Of course, men cannot be as promiscuous as they want to be because they live in a society. And in any society there are societal pressures. But even with this, there is subconscious need among men to be promiscuous. Marketers play on this and use women to advertise all kinds of products.
Most deodorant ads run on just one formula, where women swoon over a man after he has applied the deodorant being advertised. In fact, in India even underwear ads have been targeted at the promiscuous nature of men.
Given this, it is not a surprise that Priyanka “Piggy Chops” Chopra was seen posing sexily on top of a Range Rover at the Auto Expo in Delhi yesterday. The idea was to tell the prospective customers that anyone driving this car would attract women as sexy and beautiful as Priyanka Chopra. Some marketing formulas never fail.

The article originally appeared on www.firstbiz.com on February 6, 2014

(Vivek Kaul is a writer. He tweets @kaul_vivek) 

Advertisements

About vivekkaul
Vivek Kaul is a writer who has worked at senior positions with the Daily News and Analysis(DNA) and The Economic Times, in the past. He is the author of the Easy Money trilogy. Easy Money: The Greatest Ponzi Scheme Ever and How It Is Set to Destroy the Global Financial System , the latest book in the trilogy has just been published. The first two books in the trilogy were published in November 2013 and July 2014 respectively. Both the books were bestsellers on Amazon.com and Amazon.in. Currently he works as an economic commentator and writes regular columns for www.firstpost.com. He is also the India editor of The Daily Reckoning newsletter published by www.equitymaster.com. His writing has appeared across various other publications in India. These include The Times of India, Business Standard,Business Today, Business World, The Hindu, The Hindu Business Line, Indian Management, The Asian Age, Deccan Chronicle, Forbes India, Mutual Fund Insight, The Free Press Journal, Quartz.com, DailyO.in, Business World, Huffington Post and Wealth Insight. In the past he has also been a regular columnist for www.rediff.com. He has lectured at IIM Bangalore, IIM Indore, TA PAI Institute of Management and the Alliance University (Bangalore). He has also taught a course titled Indian Economy to the PGPMX batch of IIM Indore. His areas of interest are the intersection between politics and economics, the international financial crisis, personal finance, marketing and branding, and anything to do with cinema and music. He can be reached at vivek.kaul@gmail.com
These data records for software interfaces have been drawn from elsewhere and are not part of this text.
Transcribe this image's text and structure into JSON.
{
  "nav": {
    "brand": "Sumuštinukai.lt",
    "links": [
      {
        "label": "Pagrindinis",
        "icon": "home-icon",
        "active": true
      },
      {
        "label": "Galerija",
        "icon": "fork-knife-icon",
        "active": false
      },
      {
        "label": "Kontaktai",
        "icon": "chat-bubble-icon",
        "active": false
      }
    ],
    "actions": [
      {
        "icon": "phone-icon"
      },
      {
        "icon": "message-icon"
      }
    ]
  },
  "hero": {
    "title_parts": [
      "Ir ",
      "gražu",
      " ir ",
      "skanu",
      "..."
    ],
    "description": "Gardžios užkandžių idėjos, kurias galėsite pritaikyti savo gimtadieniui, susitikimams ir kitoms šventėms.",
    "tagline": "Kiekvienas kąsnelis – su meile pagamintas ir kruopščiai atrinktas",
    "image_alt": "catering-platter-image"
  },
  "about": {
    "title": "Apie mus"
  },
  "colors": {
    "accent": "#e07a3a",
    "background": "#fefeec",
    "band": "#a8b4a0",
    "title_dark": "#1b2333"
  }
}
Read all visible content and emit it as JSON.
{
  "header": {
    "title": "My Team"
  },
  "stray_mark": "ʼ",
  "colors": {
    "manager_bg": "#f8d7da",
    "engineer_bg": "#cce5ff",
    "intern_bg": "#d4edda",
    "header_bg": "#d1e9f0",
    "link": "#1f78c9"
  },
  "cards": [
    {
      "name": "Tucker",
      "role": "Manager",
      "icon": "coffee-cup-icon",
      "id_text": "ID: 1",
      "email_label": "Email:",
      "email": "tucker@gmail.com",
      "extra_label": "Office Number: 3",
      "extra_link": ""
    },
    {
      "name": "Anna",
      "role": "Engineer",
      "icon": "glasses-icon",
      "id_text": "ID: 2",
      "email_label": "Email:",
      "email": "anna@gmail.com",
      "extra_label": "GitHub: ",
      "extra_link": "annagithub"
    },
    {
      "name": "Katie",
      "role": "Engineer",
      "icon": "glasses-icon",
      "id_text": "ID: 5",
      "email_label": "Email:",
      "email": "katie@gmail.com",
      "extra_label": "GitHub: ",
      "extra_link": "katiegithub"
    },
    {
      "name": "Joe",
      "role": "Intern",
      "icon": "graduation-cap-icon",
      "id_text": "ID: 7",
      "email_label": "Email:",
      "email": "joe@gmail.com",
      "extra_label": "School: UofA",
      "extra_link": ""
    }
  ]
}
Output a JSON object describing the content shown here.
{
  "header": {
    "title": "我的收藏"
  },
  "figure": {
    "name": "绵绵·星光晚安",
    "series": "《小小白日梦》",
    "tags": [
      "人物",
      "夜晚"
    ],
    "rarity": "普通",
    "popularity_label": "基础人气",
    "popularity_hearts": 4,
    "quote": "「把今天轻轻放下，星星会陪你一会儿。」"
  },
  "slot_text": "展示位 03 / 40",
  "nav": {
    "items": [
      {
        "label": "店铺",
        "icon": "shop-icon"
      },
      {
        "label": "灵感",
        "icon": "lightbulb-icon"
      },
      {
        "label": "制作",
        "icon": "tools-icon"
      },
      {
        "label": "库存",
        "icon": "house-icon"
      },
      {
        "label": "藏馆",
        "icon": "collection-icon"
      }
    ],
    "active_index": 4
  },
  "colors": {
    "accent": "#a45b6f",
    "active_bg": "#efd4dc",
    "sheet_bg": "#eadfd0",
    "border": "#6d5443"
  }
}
Leave a Reply

Fill in your details below or click an icon to log in:

WordPress.com Logo

You are commenting using your WordPress.com account. Log Out / Change )

Twitter picture

You are commenting using your Twitter account. Log Out / Change )

Facebook photo

You are commenting using your Facebook account. Log Out / Change )

Google+ photo

You are commenting using your Google+ account. Log Out / Change )

Connecting to %s

%d bloggers like this: